February 2015 Featured Herper
This month we take a look at a young herper from Newnan, Georgia. There are many reasons Noah is a good candidate for the Featured Herper Highlight. Noah, although young, has shown that hard work, focused study, and determination can lead to positive results. Noah has already established himself as a positive influence among the herping community. Noah is a 17-year-old Herper who like many of us, has been herping since he was old enough to walk. He feels that the last 3 years he has really come to know what he is doing. He got into the photography side of things around the 3 year mark as well.
Noah has done most of his herping in his home state of Georgia. In 2015, He was able to visit Florida, North Carolina, Alabama, Mississippi, Louisiana, Texas, New Mexico, and Tennessee. When asked about his favorite place to Herp, Noah replies “Oooh, that’s a tough one”. He goes on to speak of the gorgeous habitat, awesome snakes, and his familiarity with the central Georgia Sandhills.
If Noah could go anywhere in the world to herp, he says he would likely go to Mexico/Central America or Australia. Mexico and Central America have amazing species all around so Noah wouldn’t be picky about where to go specifically. Noah would love to find some Australian elapids!
When asked about his most memorable find so far since becoming a herper, he says he can vividly remember most of his first finds of each species. He says that his most memorable species would be the Eastern Hognose. According to Noah, he really didn’t know what he was doing back then but he took the initiative to research them and put in the miles of hiking to finally find one stretched out. Noah feels his best find to date would likely be discovering a population of Carolina Pygmy Rattlesnakes in his home county. He found a road killed one back in 2013. This find lead Noah to set a goal in 2014 to find a live one. He was able to find 3 live specimen!
“There was a lot of luck involved in that ordeal, but I worked really hard for those snakes and was able to share those encounters with close friends as well.”
I did ask Noah about what herp he felt he understood the most about. I couldn’t help but respect and appreciate the response he gave me. I couldn’t do it justice without a direct quote from Noah.
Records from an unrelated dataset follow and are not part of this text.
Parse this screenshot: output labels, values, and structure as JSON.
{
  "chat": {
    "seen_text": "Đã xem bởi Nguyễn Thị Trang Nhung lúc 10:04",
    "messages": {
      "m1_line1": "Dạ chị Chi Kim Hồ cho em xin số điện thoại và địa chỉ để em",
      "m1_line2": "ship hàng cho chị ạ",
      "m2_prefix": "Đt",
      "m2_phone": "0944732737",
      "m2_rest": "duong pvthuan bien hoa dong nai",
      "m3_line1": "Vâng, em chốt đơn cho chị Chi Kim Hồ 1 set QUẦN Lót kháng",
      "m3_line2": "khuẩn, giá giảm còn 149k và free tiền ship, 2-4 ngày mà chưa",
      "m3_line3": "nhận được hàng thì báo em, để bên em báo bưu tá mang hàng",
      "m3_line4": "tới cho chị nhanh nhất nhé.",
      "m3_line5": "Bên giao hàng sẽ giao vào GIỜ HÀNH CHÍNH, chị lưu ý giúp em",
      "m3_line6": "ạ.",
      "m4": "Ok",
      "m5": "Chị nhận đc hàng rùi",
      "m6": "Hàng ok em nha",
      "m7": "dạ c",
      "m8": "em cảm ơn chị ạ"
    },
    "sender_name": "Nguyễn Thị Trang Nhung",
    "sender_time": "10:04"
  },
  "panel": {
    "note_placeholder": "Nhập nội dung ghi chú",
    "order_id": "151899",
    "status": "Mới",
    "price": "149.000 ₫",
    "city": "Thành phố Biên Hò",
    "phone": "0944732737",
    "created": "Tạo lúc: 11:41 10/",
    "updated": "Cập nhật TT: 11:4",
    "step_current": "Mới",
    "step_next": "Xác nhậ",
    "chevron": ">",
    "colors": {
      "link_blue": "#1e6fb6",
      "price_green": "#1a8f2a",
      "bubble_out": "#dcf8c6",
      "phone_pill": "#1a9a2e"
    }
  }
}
“Every herp is a mystery still. Seemingly perfect conditions and habitat can line up and I’ll still strike out from time to time. To pick one I have really researched and learned the most about through experience, I’d have to say either hognose snakes or one of several species of salamander. But I’m young and in the big picture still inexperienced, so I guess I should also say that I have much to learn about them, and all herps really.”
I couldn’t help but sense a true humbleness about his response. Noah obviously knows his herps, understands their habits and their habitat, and knows where to find them yet, he claims to be inexperienced and really wanting and needing to know more. For those of you who plan to pick up this hobby, are just getting started in this hobby, are a veteran of this hobby, or even those who have turned this hobby into a career, there is a lot that can be said about Noah’s response to my question. He responded like a true scientist. This is one reason, among many, for Mr. Fields to be the February Featured Herper.
When asked about his goals, Noah also responds like a true herper. LOL! I should have just copy and pasted a list of herps found in North America. He has a list that includes; Pine snakes, Mud Salamanders, Tiger Salamanders, Rainbow snakes, more Lampropeltis and of course Hognoses and Pygmies. Sounds like a plan to me! I wish Noah the best of luck and I hope he finds every thing on his list!
Noah will be a senior in high school next year. He has plenty of time to figure out what he plans to do after school. He will start applying to colleges where he will be studying to become some form of field biologist. I have all ideas he will be a good one.
Noah is a member of the Orianne Society. Noah gives this organization credit for helping him establish connections and learn about field studies first hand while doing great conservation work for vulnerable species. If you would like to know more about the Orianne Society and their mission, Noah and I both would like to urge you to visit them on their website at www.OrianneSociety.org
For more from Noah Fields, visit his Instagram @noah_fields or visit his Facebook. Noah is also a member of the “HerpersGuide; Herping 2015!” team. You can watch Noah and the rest of us share our Herping Adventures by subscribing to our YouTube Channel.
HerpersGuide.com will be selecting one person each month in the year 2015 to feature on our site. If you know someone you think should be featured please let us know. Email Phillip at plaxton@HerpersGuide.com with a means of contact and the reason you think they should be featured.